When it comes to selling fruit, vegetables, or leafy greens to restaurants, cafes and markets, there are a number of entrepreneurs that have ditched their city jobs and are successfully running small-scale local produce food provision businesses. But that’s not all, there are even urban farmers making well over USD$1000/week just by utilizing the space in their front yard and backyard to produce greens and vegetables that are onsold to businesses.
One successful urban farmer to run such an operation and to effectively write the guide to ditching the office life and working an urban farm is Curtis Stone, author of The Urban Farmer: Growing Food for Profit on Leased and Borrowed Land.
4. Speak to your neighbors, friends, and family
Part of homesteading is looking at how our great great grandparents lived and got by every day. There was no internet to share resources like The Prepping Guide, it was just a simple question next door that worked effectively like the modern day Google.
So in that sense, go back to your roots and speak to your neighbors. They might know something about helping you with your gardening, hydroponics, chicken management, house repairs or any other homesteading practices. Of course, this might be more suitable if you are living in a country or regional area, as some neighbors are more susceptible to friendly approaches than others.
I listed family last in that heading as they are most likely the more significant resource. They would have lived in a time when homesteading was more popular and might have some secrets passed down through the family.
Essentially, when you start in homesteading, you are effectively becoming a student of the land, the home, and practices that don’t involve credit transactions or any technology.

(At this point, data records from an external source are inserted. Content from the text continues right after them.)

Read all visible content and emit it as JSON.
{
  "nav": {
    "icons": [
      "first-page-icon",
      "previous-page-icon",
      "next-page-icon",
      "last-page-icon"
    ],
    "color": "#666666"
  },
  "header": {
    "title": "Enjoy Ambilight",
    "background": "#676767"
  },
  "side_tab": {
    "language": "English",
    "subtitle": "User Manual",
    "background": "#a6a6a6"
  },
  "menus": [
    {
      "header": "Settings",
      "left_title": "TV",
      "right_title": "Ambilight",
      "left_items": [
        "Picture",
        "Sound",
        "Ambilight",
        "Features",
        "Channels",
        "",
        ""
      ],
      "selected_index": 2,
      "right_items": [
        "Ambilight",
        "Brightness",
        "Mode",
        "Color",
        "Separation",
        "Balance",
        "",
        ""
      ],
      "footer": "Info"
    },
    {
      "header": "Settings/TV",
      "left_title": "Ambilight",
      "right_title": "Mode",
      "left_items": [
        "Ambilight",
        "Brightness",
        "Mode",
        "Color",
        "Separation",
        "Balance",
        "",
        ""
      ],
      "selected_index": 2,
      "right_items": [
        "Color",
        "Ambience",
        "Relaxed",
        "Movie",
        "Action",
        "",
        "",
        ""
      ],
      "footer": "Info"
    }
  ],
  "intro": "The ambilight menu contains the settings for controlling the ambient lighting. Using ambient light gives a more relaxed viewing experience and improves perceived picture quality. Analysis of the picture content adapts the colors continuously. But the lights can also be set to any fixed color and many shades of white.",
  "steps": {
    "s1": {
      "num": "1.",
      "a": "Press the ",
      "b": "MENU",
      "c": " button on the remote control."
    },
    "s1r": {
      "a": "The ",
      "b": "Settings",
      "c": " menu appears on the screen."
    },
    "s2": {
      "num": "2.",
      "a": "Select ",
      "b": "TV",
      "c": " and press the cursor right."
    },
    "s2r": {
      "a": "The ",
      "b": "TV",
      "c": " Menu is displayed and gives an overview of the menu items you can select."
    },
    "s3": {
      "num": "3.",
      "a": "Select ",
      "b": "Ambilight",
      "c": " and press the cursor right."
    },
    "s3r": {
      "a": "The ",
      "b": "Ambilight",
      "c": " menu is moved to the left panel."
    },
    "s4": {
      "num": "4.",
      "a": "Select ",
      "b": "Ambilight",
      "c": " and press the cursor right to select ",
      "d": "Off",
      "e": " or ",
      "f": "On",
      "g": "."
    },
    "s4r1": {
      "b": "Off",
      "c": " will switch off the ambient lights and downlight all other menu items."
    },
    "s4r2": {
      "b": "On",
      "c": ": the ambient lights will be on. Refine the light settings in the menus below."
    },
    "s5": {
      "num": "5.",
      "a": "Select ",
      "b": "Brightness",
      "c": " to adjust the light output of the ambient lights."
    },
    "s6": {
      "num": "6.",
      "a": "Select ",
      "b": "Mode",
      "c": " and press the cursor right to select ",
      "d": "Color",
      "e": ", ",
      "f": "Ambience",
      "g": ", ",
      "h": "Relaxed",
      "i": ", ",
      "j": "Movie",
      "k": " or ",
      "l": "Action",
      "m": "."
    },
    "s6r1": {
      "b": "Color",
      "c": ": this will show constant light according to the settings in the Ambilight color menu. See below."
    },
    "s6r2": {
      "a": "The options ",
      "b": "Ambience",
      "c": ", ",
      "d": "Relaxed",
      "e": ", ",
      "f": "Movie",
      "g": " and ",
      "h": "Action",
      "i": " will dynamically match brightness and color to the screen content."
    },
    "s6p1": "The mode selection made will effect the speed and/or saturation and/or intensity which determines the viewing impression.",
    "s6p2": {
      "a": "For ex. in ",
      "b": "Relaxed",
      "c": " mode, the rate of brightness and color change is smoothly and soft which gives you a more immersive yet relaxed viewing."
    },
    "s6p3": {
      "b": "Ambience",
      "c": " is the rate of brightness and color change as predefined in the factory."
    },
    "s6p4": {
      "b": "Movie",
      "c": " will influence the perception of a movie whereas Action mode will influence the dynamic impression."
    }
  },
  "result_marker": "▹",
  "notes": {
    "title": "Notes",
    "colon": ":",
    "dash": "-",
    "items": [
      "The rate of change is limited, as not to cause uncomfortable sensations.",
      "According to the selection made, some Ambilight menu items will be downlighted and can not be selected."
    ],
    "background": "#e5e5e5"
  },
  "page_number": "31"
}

It’s back to the basics, which is quite fun.
Resources to get you started on your homesteading adventure
I did say there’s a lot of different projects you can undertake when you start homesteading, and of course, there’s a lot of information out there on it.

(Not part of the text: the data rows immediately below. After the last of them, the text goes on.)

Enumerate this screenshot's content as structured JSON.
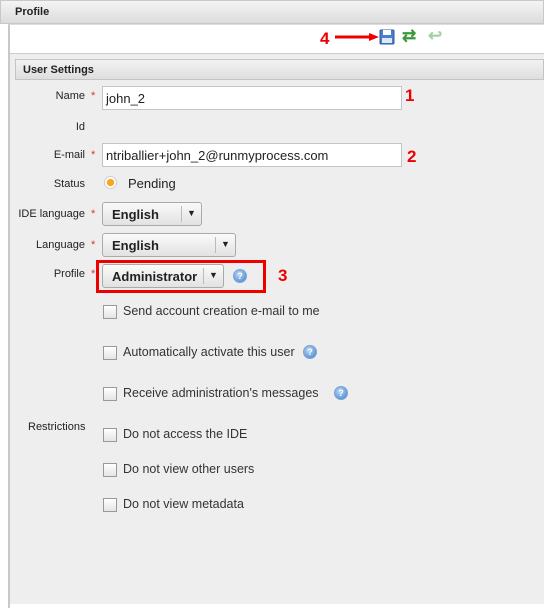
{
  "header": {
    "title": "Profile"
  },
  "toolbar": {
    "annotation": "4",
    "save_icon": "save-icon",
    "refresh_icon": "refresh-icon",
    "undo_icon": "undo-icon"
  },
  "section": {
    "title": "User Settings"
  },
  "form": {
    "name": {
      "label": "Name",
      "value": "john_2",
      "annotation": "1"
    },
    "id": {
      "label": "Id"
    },
    "email": {
      "label": "E-mail",
      "value": "ntriballier+john_2@runmyprocess.com",
      "annotation": "2"
    },
    "status": {
      "label": "Status",
      "value": "Pending"
    },
    "ide_language": {
      "label": "IDE language",
      "value": "English"
    },
    "language": {
      "label": "Language",
      "value": "English"
    },
    "profile": {
      "label": "Profile",
      "value": "Administrator",
      "annotation": "3"
    },
    "required_mark": "*",
    "options": [
      {
        "label": "Send account creation e-mail to me",
        "checked": false
      },
      {
        "label": "Automatically activate this user",
        "checked": false
      },
      {
        "label": "Receive administration's messages",
        "checked": false
      }
    ],
    "restrictions": {
      "label": "Restrictions",
      "items": [
        {
          "label": "Do not access the IDE",
          "checked": false
        },
        {
          "label": "Do not view other users",
          "checked": false
        },
        {
          "label": "Do not view metadata",
          "checked": false
        }
      ]
    }
  },
  "colors": {
    "highlight": "#ee0000",
    "required": "#dd3333",
    "status_pending": "#f39c12"
  }
}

When you’re starting your research, or if you are an experienced homesteader looking for more ways you can get the most out of your home, here are some resources that either I have read, or have been highly recommended to The Prepping Guide as sources of home living and self-sufficient ways.
- The Backyard Homestead: Produce all the food you need on just a quarter acre

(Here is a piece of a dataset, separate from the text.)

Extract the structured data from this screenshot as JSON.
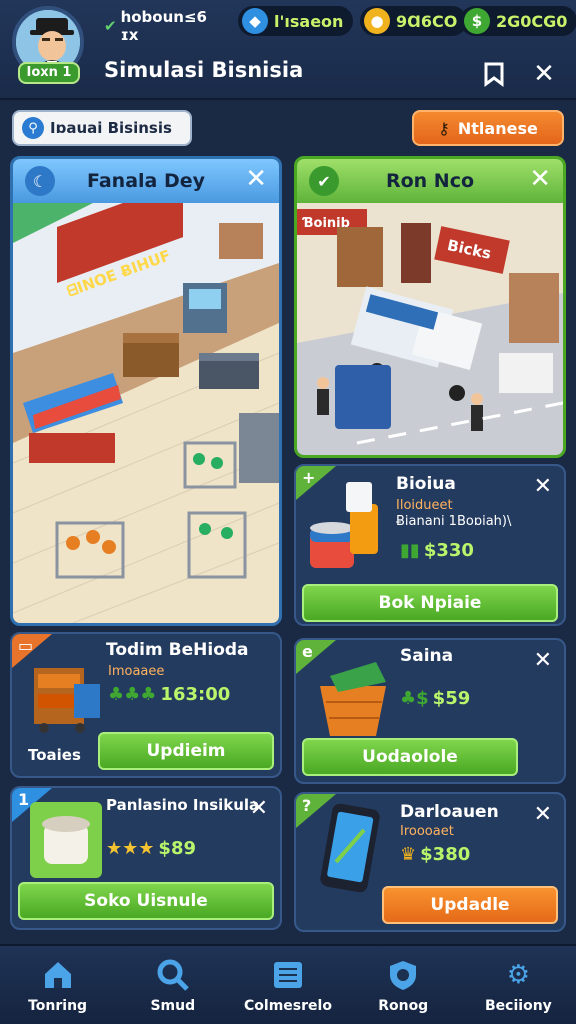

- The Encyclopedia of Country Living, The Original Manual for Living off the Land & Doing It Yourself
- The Hands-On Home: A Seasonal Guide to Cooking, Preserving & Natural Homekeeping
- Modern Pioneering: More Than 150 Recipes, Projects, and Skills for a Self-Sufficient Life
- Homestead on Reddit
- Homesteading on Facebook
- Homesteading on Pinterest
- The Frugal Chicken: Start Homesteading Today With These Hacks (And Little To No Money)
- One Acre Farm: How To Start A Backyard Farm
- Homesteading.com: 145 Homesteading Skills Every Homesteader Must Be Well Equipped
The Urban Farmer
River Cottage Australia
Alternative Living Spaces
The thing to remember the most is that in homesteading you are undertaking the role of a student and forever learning new things. Even if you are able to do every single job on your own, there is always a more innovative or efficient way to do it, it just depends on what works for you.
So enjoy it. Remeber, a lot of people have quit their city and urban jobs to take up urban farming and homesteading for a reason, it’s fun, healthy and a great way to live. So only do it if you love it, and do it well.
2 thoughts on “Complete Homesteading Guide: How to Become a Homesteader”
Loved your post, thanks for sharing your post. If you really want to become a homesteader and have no idea where to start and how to do, then visit an online blog site http://www.homestead.org. Here you learn basics and advanced homesteading skills.
I’ve been mini homesteading for years now on 1 acre, of which 4/10 ths is garden patches. I’ve had chickens, ducks, geese, veal calves, horses and donkeys as well as goats. I’m coming off 19 years with a partner(he died 2021) to doing it all by myself with the unwilling help of my tenant. I’ll get it sorted out and hopefully have a decent garden harvest this fall. Next year I’ll get chickens and a milking goat again